* **WHAT YOU ARE ASKED TO DO**:
If a line in the records below contains "notation", copy that line.

* **INFORMATION**:

===

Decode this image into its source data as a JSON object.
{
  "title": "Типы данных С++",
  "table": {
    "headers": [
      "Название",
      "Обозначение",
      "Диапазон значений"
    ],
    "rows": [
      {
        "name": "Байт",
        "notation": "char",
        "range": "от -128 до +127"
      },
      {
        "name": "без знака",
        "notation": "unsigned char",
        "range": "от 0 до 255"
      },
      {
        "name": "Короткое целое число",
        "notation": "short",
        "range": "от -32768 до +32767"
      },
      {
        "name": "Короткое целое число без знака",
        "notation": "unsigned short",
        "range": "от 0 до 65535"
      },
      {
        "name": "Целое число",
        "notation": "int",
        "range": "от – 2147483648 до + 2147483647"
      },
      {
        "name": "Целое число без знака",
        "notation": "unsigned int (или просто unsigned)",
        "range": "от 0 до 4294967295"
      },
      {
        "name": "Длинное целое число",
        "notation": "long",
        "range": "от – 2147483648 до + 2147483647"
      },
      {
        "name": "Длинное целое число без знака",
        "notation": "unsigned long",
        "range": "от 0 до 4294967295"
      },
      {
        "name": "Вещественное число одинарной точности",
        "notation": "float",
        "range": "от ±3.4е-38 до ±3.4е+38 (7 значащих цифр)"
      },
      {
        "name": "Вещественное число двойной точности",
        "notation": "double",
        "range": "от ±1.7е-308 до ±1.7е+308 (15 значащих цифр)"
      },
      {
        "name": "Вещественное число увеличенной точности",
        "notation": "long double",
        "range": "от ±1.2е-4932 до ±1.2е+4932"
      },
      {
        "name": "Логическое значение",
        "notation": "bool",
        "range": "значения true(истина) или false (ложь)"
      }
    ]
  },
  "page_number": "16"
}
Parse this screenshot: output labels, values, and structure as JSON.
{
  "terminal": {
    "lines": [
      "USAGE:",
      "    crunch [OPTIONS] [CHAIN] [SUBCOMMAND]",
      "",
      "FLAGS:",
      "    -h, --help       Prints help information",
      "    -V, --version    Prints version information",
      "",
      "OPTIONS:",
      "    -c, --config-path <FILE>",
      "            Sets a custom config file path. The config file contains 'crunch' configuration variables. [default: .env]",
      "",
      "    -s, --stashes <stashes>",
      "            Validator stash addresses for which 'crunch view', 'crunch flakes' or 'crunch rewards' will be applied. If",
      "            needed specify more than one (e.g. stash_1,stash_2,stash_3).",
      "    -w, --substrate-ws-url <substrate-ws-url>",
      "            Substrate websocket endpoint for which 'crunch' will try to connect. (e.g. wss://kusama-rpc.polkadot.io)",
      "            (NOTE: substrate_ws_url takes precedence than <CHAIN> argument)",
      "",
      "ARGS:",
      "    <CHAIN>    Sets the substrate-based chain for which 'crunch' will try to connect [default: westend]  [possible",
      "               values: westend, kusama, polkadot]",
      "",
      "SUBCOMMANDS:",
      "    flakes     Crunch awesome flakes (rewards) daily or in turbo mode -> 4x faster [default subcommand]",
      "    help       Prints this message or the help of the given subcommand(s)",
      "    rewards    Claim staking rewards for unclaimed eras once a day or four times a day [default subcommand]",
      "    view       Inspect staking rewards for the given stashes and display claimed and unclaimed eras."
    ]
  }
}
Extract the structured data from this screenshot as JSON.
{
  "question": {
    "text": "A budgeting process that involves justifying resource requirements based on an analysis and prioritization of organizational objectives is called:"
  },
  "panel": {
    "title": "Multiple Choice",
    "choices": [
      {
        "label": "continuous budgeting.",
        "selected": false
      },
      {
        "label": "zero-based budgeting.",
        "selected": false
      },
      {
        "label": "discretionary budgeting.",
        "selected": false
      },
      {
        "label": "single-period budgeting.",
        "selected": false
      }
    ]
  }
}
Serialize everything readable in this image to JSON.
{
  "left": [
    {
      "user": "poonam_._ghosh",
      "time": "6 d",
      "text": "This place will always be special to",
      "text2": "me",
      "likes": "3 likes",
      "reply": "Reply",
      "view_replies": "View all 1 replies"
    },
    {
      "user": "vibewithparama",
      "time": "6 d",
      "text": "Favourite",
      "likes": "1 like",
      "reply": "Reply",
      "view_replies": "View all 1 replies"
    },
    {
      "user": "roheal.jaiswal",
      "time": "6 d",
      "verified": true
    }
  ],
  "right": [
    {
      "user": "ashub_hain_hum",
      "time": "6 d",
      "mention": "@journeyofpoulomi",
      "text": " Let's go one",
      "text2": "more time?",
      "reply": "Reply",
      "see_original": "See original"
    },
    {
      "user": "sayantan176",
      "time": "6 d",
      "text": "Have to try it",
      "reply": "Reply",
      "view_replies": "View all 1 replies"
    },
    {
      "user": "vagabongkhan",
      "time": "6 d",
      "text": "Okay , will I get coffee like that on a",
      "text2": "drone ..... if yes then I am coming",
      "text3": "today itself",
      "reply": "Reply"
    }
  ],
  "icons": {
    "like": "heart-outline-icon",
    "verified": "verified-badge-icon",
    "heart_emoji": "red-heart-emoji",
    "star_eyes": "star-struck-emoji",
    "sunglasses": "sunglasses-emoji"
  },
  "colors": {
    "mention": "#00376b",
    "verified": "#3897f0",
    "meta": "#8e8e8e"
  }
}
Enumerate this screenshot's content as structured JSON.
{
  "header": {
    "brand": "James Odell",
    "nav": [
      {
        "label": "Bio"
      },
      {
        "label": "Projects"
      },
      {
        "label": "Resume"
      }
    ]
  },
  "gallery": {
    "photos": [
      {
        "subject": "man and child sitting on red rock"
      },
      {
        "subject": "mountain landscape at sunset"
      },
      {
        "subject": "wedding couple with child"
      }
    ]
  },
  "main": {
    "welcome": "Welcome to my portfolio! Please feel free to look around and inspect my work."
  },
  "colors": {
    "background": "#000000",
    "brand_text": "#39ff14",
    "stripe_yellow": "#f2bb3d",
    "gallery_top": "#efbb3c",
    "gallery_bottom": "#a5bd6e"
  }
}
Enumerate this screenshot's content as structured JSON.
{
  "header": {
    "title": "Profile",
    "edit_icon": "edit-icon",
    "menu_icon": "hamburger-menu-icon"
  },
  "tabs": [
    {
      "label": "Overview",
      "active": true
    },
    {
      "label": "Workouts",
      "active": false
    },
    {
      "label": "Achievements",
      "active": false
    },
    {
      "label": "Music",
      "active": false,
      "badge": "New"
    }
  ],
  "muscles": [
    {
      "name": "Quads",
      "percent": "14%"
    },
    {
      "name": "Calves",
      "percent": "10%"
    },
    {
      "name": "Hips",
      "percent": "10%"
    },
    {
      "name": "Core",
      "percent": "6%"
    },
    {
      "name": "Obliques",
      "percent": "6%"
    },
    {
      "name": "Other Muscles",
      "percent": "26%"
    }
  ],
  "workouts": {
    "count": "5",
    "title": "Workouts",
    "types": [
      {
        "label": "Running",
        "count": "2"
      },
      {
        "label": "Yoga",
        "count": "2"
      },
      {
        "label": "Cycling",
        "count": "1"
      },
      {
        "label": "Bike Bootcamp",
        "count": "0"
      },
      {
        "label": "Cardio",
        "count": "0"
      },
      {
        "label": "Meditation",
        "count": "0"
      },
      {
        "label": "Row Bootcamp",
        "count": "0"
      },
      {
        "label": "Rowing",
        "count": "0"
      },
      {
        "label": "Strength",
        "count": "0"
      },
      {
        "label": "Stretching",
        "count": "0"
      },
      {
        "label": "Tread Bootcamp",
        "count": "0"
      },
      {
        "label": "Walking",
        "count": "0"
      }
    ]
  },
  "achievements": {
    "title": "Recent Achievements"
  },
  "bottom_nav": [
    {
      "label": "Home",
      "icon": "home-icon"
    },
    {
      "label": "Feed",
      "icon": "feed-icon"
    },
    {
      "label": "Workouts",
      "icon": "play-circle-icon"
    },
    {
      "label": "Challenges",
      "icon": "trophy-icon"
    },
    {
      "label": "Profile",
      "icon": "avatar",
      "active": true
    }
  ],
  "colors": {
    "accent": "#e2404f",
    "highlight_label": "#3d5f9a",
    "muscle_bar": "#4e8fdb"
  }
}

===

* **EXERCISE RESULT**:
        "notation": "char",
        "notation": "unsigned char",
        "notation": "short",
        "notation": "unsigned short",
        "notation": "int",
        "notation": "unsigned int (или просто unsigned)",
        "notation": "long",
        "notation": "unsigned long",
        "notation": "float",
        "notation": "double",
        "notation": "long double",
        "notation": "bool",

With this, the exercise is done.